- Exercise goal -
Before copying, remove every picture, and then repeat all entries below precisely as written.

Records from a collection
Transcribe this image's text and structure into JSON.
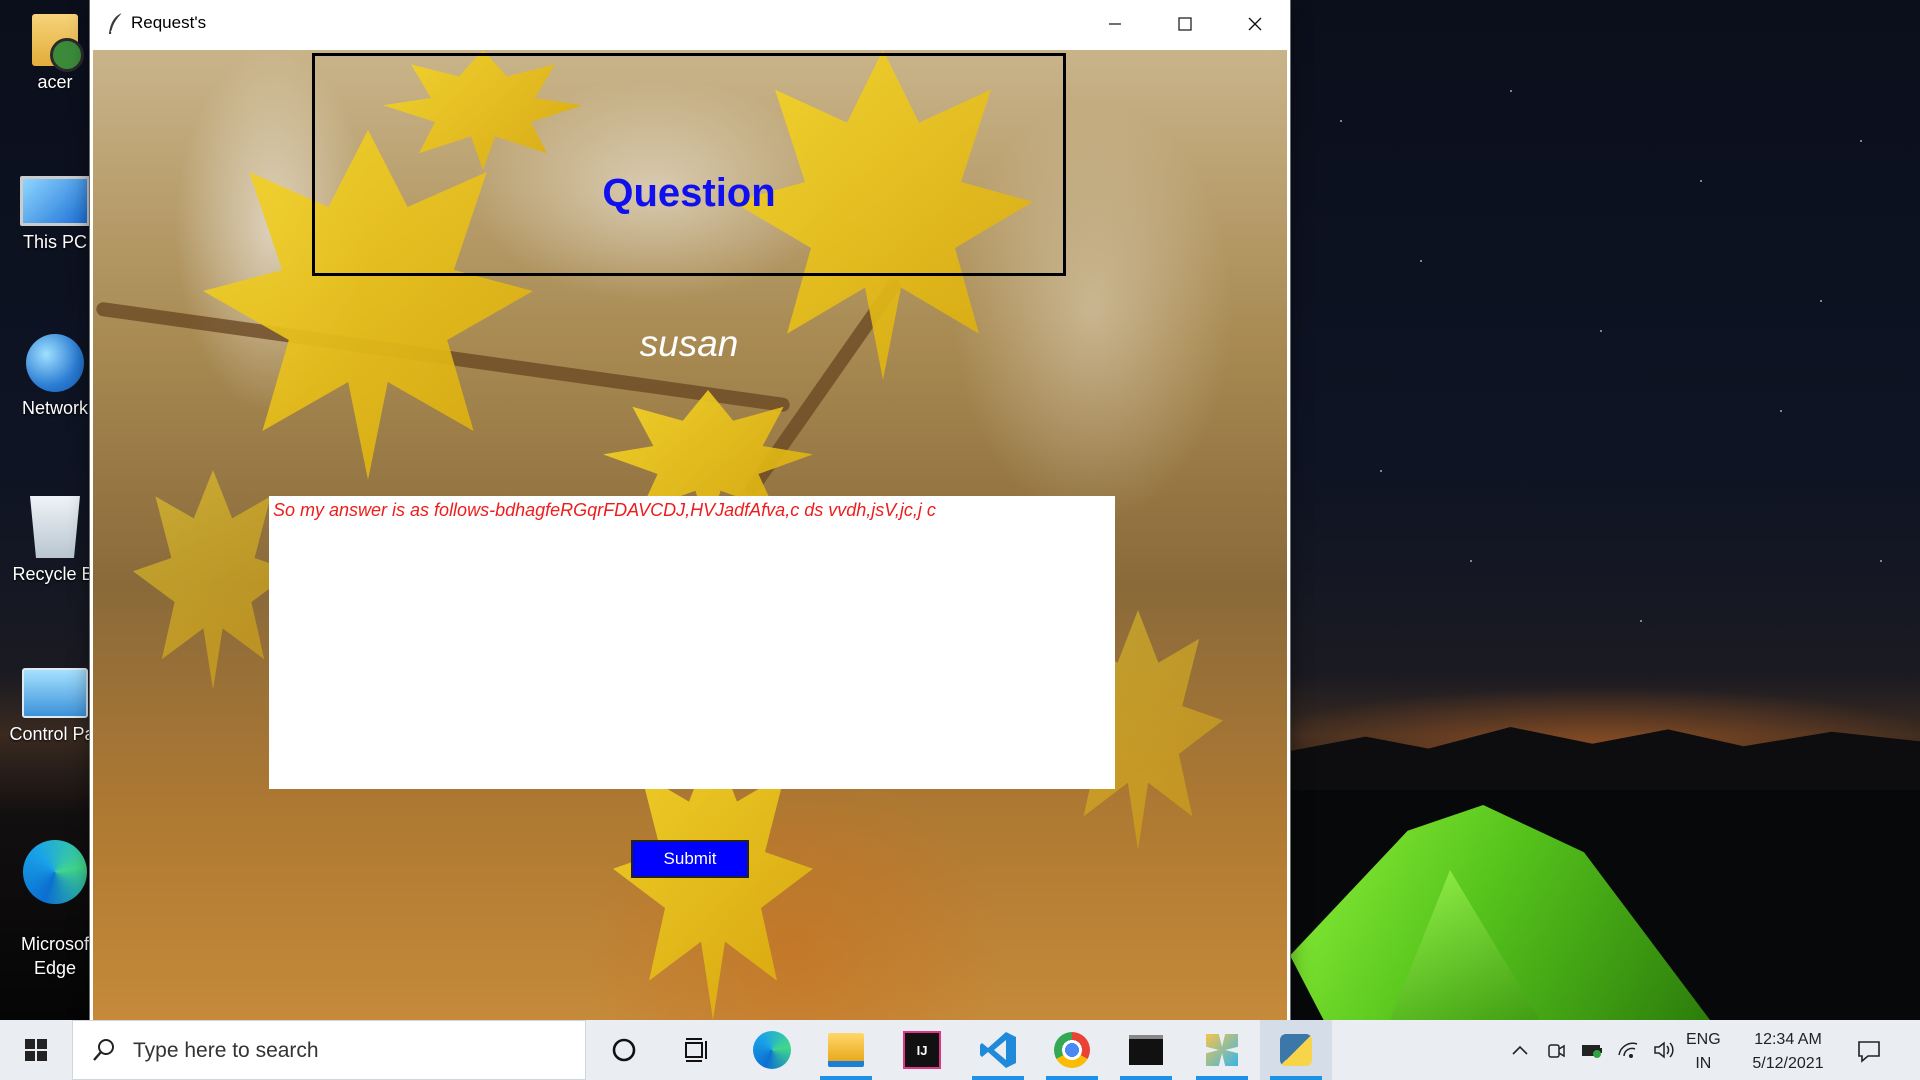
{
  "desktop": {
    "icons": [
      {
        "label": "acer",
        "icon": "user-folder-icon"
      },
      {
        "label": "This PC",
        "icon": "computer-icon"
      },
      {
        "label": "Network",
        "icon": "network-icon"
      },
      {
        "label": "Recycle Bi",
        "icon": "recycle-bin-icon"
      },
      {
        "label": "Control Par",
        "icon": "control-panel-icon"
      },
      {
        "label": "Microsof\nEdge",
        "icon": "edge-icon"
      }
    ]
  },
  "window": {
    "title": "Request's",
    "controls": {
      "minimize": "minimize-icon",
      "maximize": "maximize-icon",
      "close": "close-icon"
    }
  },
  "form": {
    "heading": "Question",
    "username": "susan",
    "answer_value": "So my answer is as follows-bdhagfeRGqrFDAVCDJ,HVJadfAfva,c ds vvdh,jsV,jc,j c",
    "submit_label": "Submit",
    "colors": {
      "heading": "#1010ee",
      "answer_text": "#ee1c1c",
      "submit_bg": "#0000ff"
    }
  },
  "taskbar": {
    "search_placeholder": "Type here to search",
    "apps": [
      "cortana-icon",
      "task-view-icon",
      "edge-icon",
      "file-explorer-icon",
      "intellij-icon",
      "vscode-icon",
      "chrome-icon",
      "terminal-icon",
      "snipping-tool-icon",
      "python-icon"
    ],
    "language": {
      "line1": "ENG",
      "line2": "IN"
    },
    "time": "12:34 AM",
    "date": "5/12/2021"
  }
}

- Your solution -
Transcribe this image's text and structure into JSON.
{
  "desktop": {
    "icons": [
      {
        "label": "acer",
        "icon": "user-folder-icon"
      },
      {
        "label": "This PC",
        "icon": "computer-icon"
      },
      {
        "label": "Network",
        "icon": "network-icon"
      },
      {
        "label": "Recycle Bi",
        "icon": "recycle-bin-icon"
      },
      {
        "label": "Control Par",
        "icon": "control-panel-icon"
      },
      {
        "label": "Microsof\nEdge",
        "icon": "edge-icon"
      }
    ]
  },
  "window": {
    "title": "Request's",
    "controls": {
      "minimize": "minimize-icon",
      "maximize": "maximize-icon",
      "close": "close-icon"
    }
  },
  "form": {
    "heading": "Question",
    "username": "susan",
    "answer_value": "So my answer is as follows-bdhagfeRGqrFDAVCDJ,HVJadfAfva,c ds vvdh,jsV,jc,j c",
    "submit_label": "Submit",
    "colors": {
      "heading": "#1010ee",
      "answer_text": "#ee1c1c",
      "submit_bg": "#0000ff"
    }
  },
  "taskbar": {
    "search_placeholder": "Type here to search",
    "apps": [
      "cortana-icon",
      "task-view-icon",
      "edge-icon",
      "file-explorer-icon",
      "intellij-icon",
      "vscode-icon",
      "chrome-icon",
      "terminal-icon",
      "snipping-tool-icon",
      "python-icon"
    ],
    "language": {
      "line1": "ENG",
      "line2": "IN"
    },
    "time": "12:34 AM",
    "date": "5/12/2021"
  }
}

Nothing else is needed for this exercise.